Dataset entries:
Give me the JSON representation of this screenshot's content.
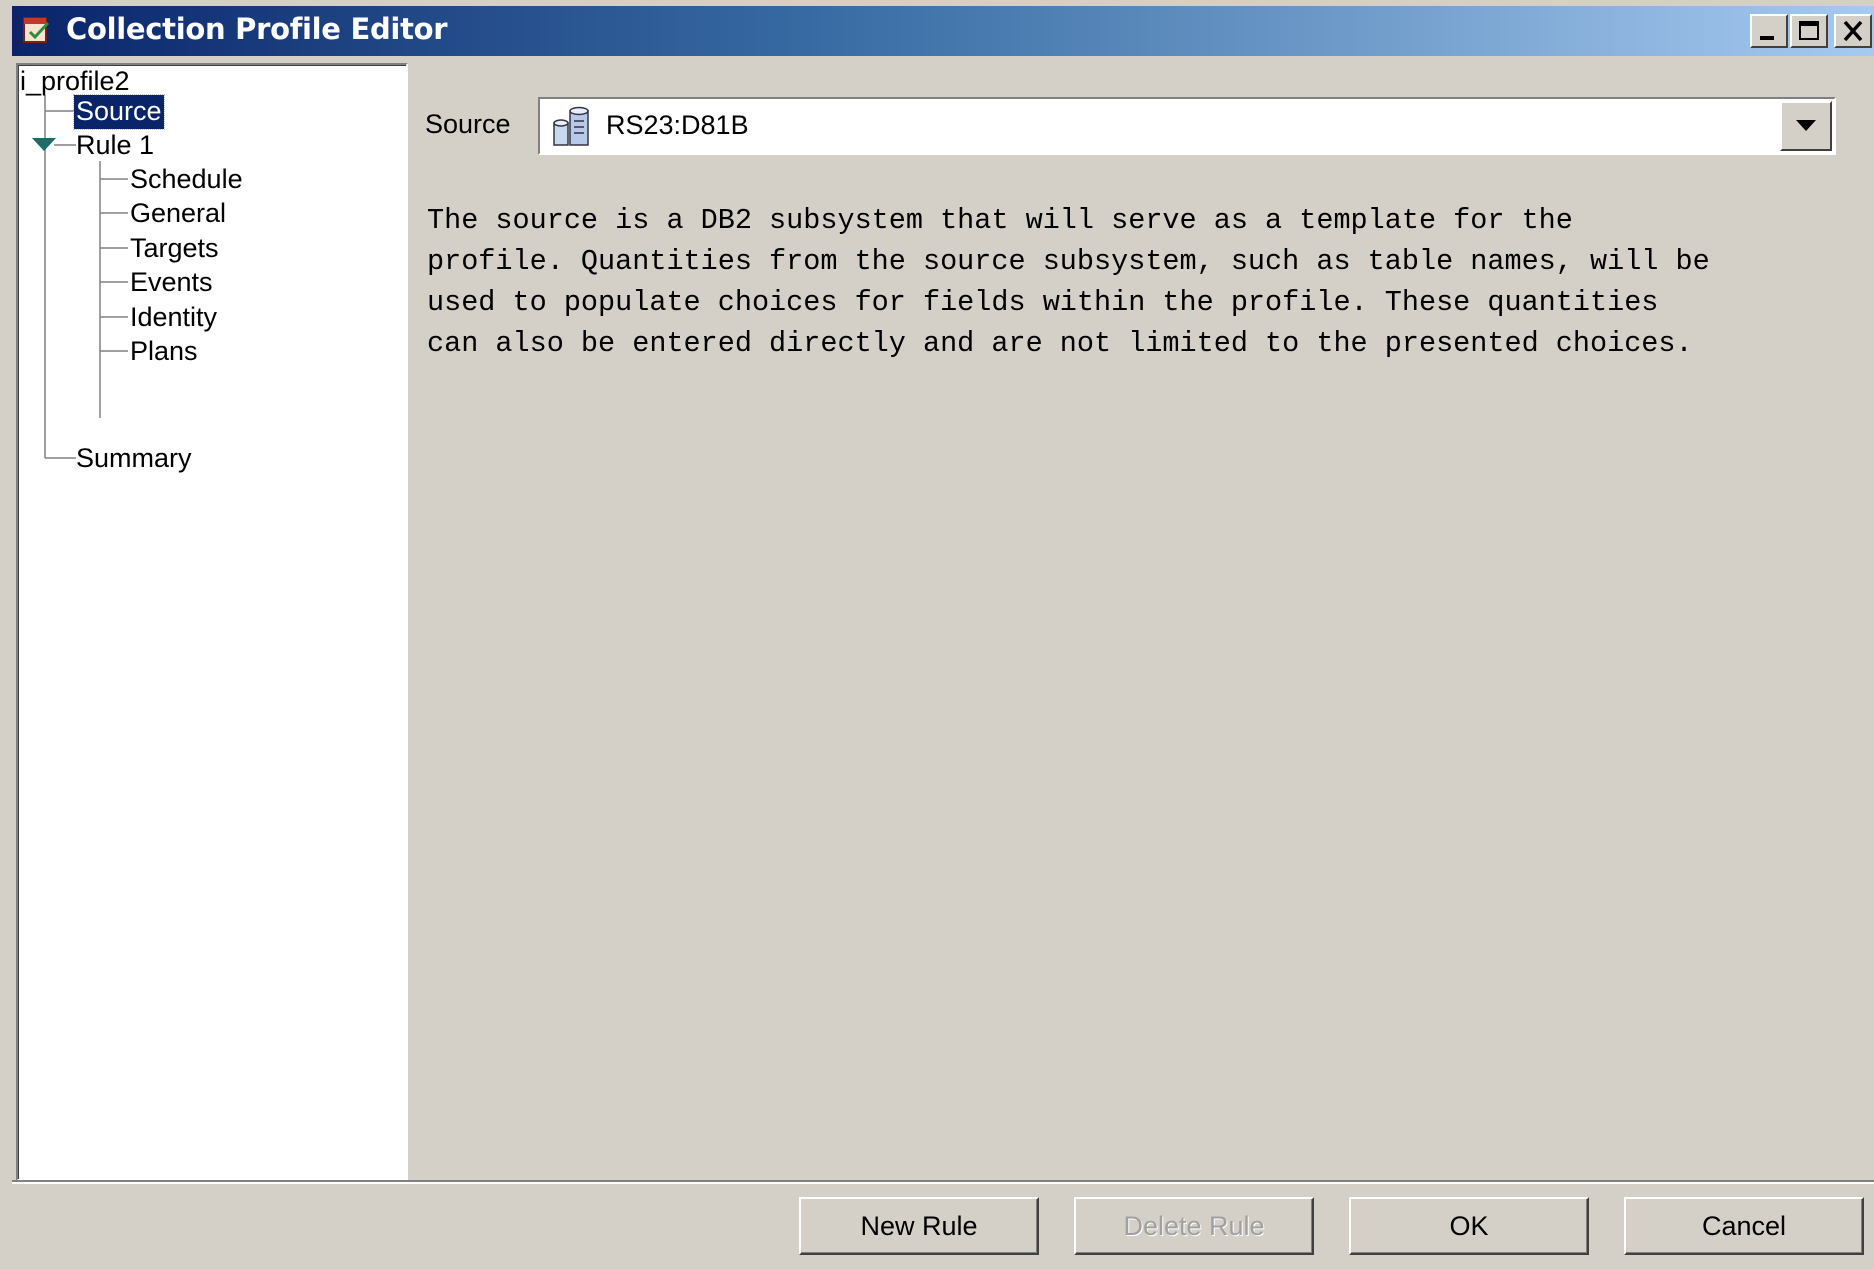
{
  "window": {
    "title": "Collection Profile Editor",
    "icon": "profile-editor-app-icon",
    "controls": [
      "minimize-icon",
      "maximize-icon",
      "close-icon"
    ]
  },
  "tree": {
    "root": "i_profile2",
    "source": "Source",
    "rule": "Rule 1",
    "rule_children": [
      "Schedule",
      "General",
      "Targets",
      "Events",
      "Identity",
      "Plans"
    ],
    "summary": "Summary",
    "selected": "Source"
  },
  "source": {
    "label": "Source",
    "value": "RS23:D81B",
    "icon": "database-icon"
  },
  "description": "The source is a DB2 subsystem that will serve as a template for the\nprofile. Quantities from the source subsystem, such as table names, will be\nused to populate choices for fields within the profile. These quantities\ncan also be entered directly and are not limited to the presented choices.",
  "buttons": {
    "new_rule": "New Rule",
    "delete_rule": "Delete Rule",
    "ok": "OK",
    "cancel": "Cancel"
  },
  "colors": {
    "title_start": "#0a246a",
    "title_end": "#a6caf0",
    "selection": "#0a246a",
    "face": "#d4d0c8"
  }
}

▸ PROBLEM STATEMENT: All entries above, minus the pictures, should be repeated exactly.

▸ SOLUTION TO THIS EXERCISE:
Give me the JSON representation of this screenshot's content.
{
  "window": {
    "title": "Collection Profile Editor",
    "icon": "profile-editor-app-icon",
    "controls": [
      "minimize-icon",
      "maximize-icon",
      "close-icon"
    ]
  },
  "tree": {
    "root": "i_profile2",
    "source": "Source",
    "rule": "Rule 1",
    "rule_children": [
      "Schedule",
      "General",
      "Targets",
      "Events",
      "Identity",
      "Plans"
    ],
    "summary": "Summary",
    "selected": "Source"
  },
  "source": {
    "label": "Source",
    "value": "RS23:D81B",
    "icon": "database-icon"
  },
  "description": "The source is a DB2 subsystem that will serve as a template for the\nprofile. Quantities from the source subsystem, such as table names, will be\nused to populate choices for fields within the profile. These quantities\ncan also be entered directly and are not limited to the presented choices.",
  "buttons": {
    "new_rule": "New Rule",
    "delete_rule": "Delete Rule",
    "ok": "OK",
    "cancel": "Cancel"
  },
  "colors": {
    "title_start": "#0a246a",
    "title_end": "#a6caf0",
    "selection": "#0a246a",
    "face": "#d4d0c8"
  }
}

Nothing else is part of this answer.